Ben Affleck’s characterization of Batman seems to be Snyder’s concession to modernization, breaking the traditional Batman tenet of “no killing.” His interpretation of the caped crusader is consumed by an us-or-them rhetoric that was birthed by the War on Terror. Snyder claims in interviews that he was inspired by Frank Miller’s 1986 landmark adaptation of Batman in “The Dark Knight Returns,” where as he ages, Batman becomes increasingly cynical. This series was a reaction against the light-hearted do-gooder heroes that would cause a revolution that birthed Marvel heroes like Deadpool. But if Snyder wanted to create a contrast between the often comedic Marvel franchise, he picked the wrong time. Superman (Henry Cavill), in particular, lacks current relevance and, while Affleck’s Batman is more of a vigilante we want to see in the world, he shattered a tenant of the character.

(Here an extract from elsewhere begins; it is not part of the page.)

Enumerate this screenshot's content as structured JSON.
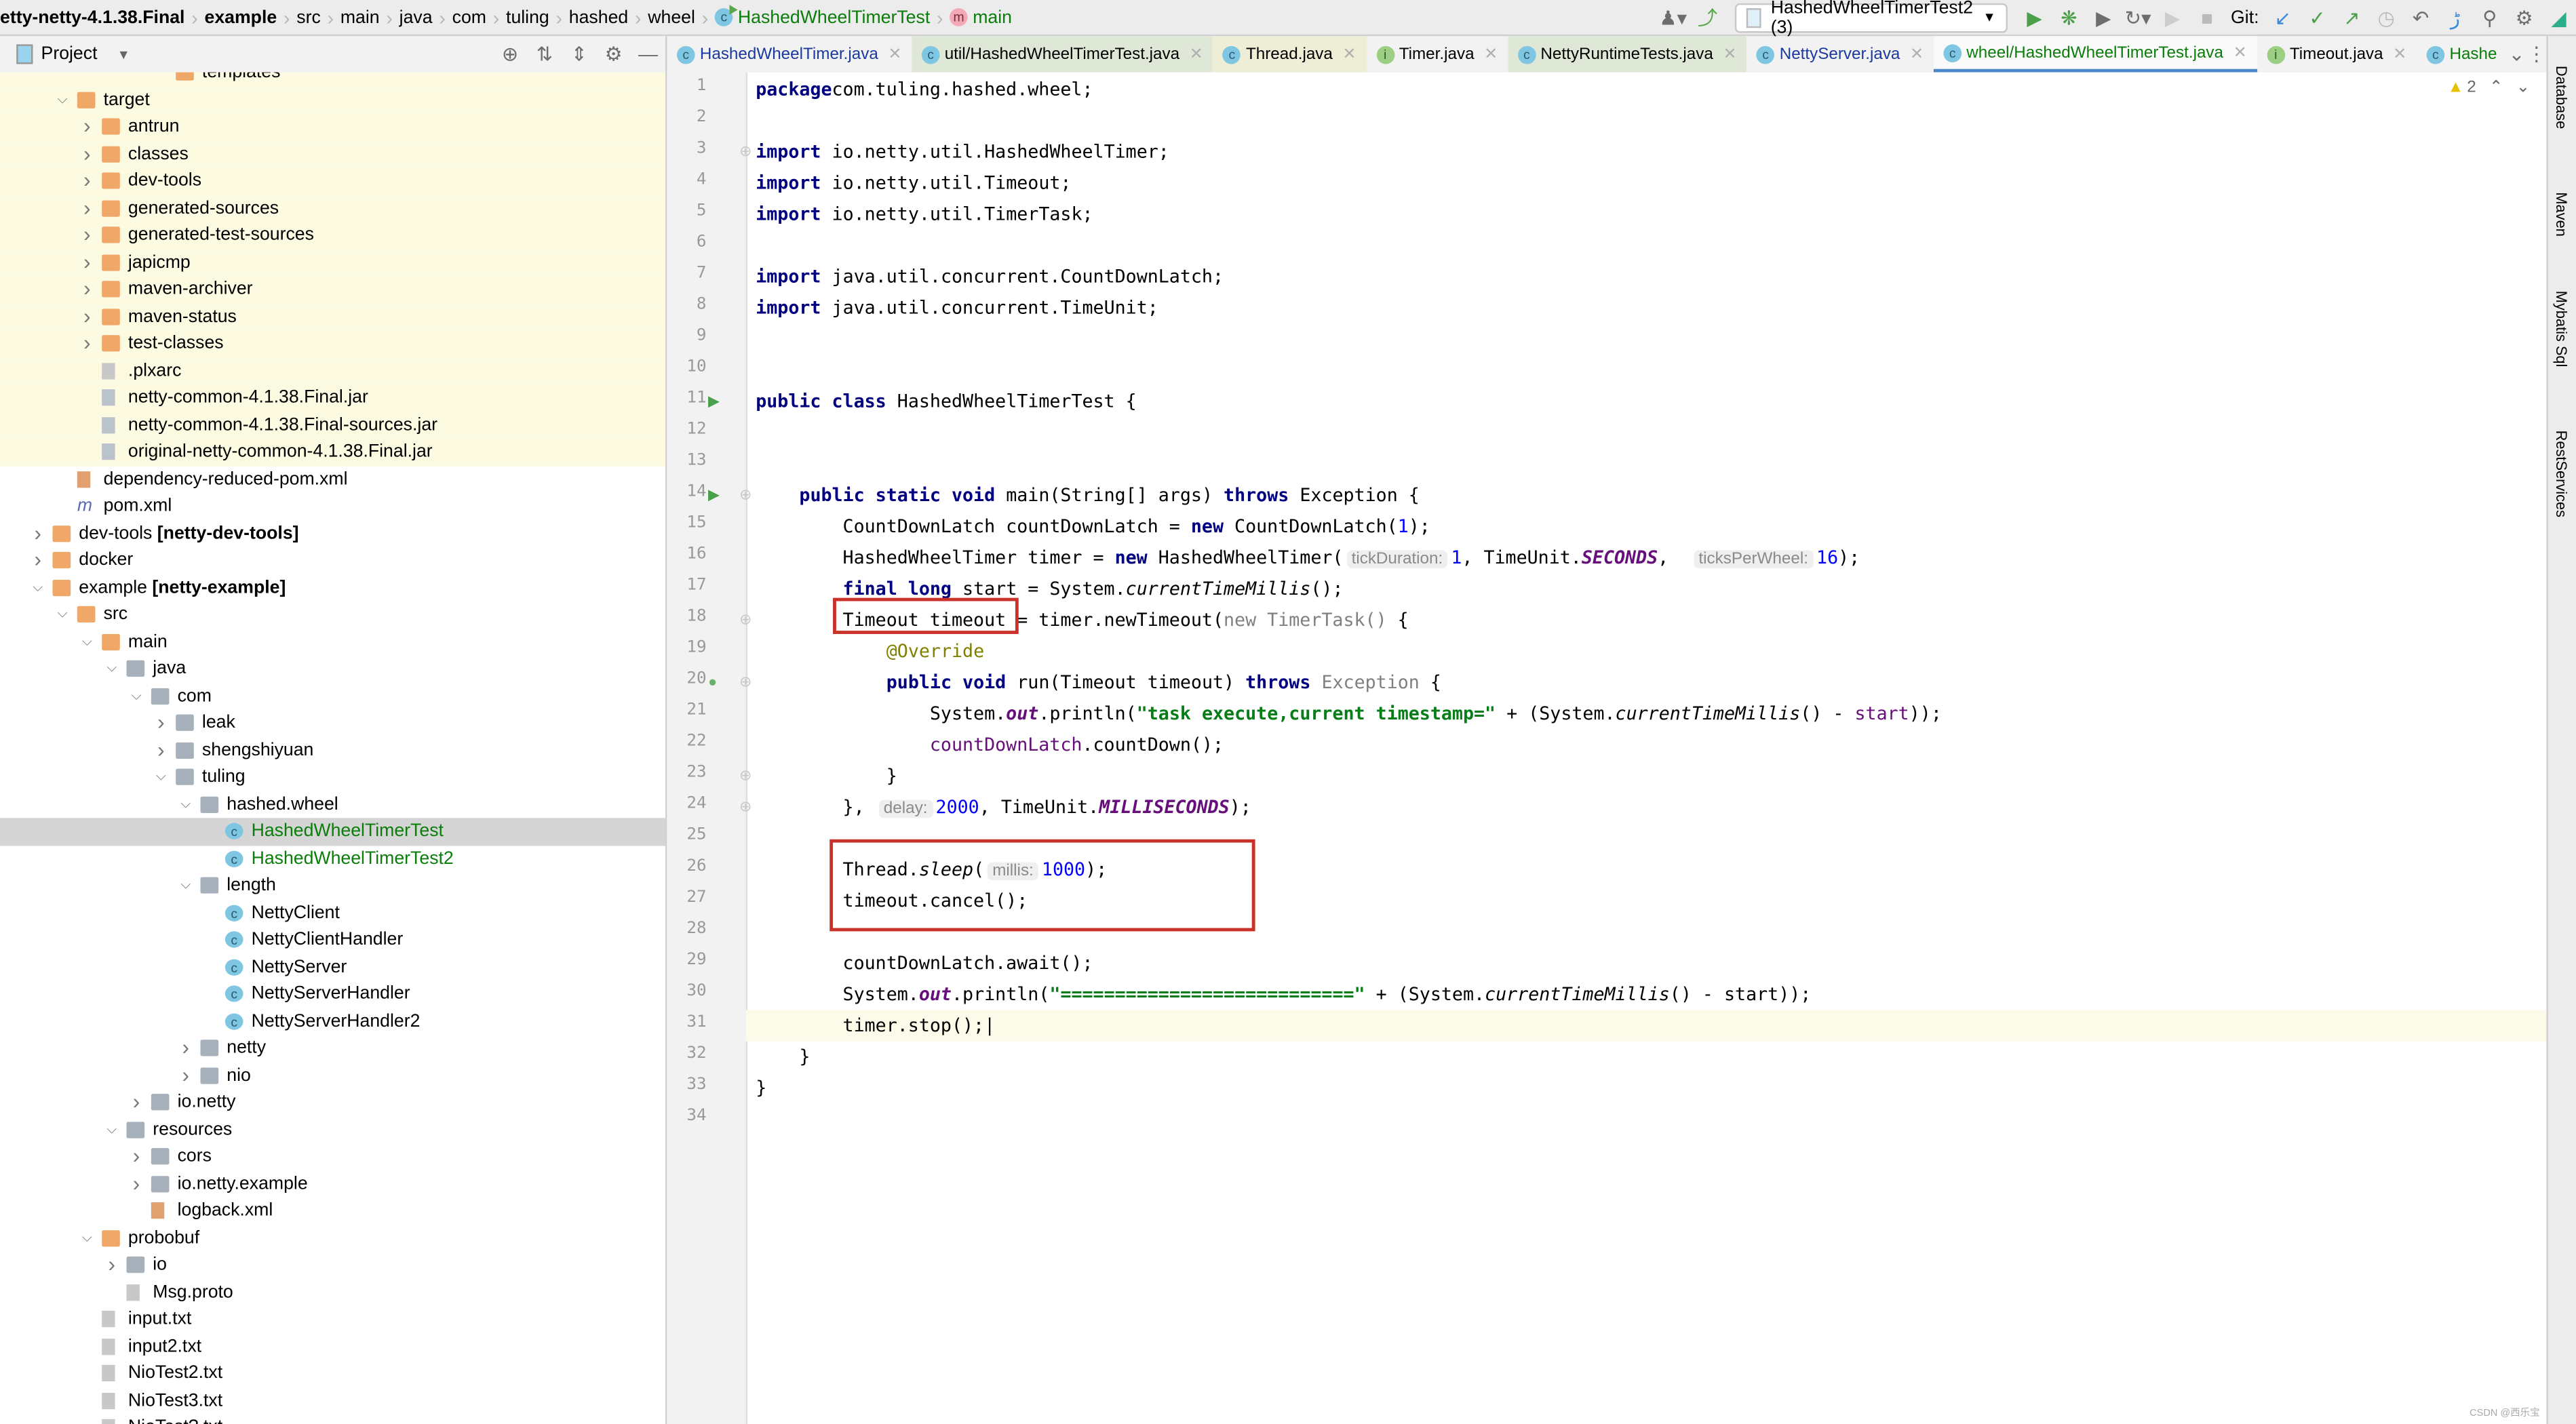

Snyder instead created an “Avengers” wannabe, with similiar shots and dialogue that does not fit the stiff characterizations of the DC Comics universe. Lex Luthor’s (Jesse Eisenberg) speech comparing Superman to God almost perfectly mimics Loki’s (Tom Hiddleston) monologue in “The Avengers.” The film’s only saving grace was its brief introduction of Wonder Woman (Gal Gadot). Her power rivals Superman’s power, and she is easily more helpful during the “final battle” than Batman. As the first and only superheroine slated to helm her own film, her backstory was the only original part of  “Batman v. Superman.”

DC rushes to immortalize its two gods, Batman and Superman, rather than logically introducing the heroes who make up the foundation of the Justice League. “Batman v. Superman: Dawn of Justice” is not the Dawn of Justice, but rather the dawn of a franchise making money–not off of creativity, but faded names of worn-out heroes like Batman and Superman. And, as much as I hate to say it, I will be in the audiences next time, waiting for those few moments where the super-heroines get their few moments and actually save the day, while the depressed superheroes are still squabbling amongst themselves.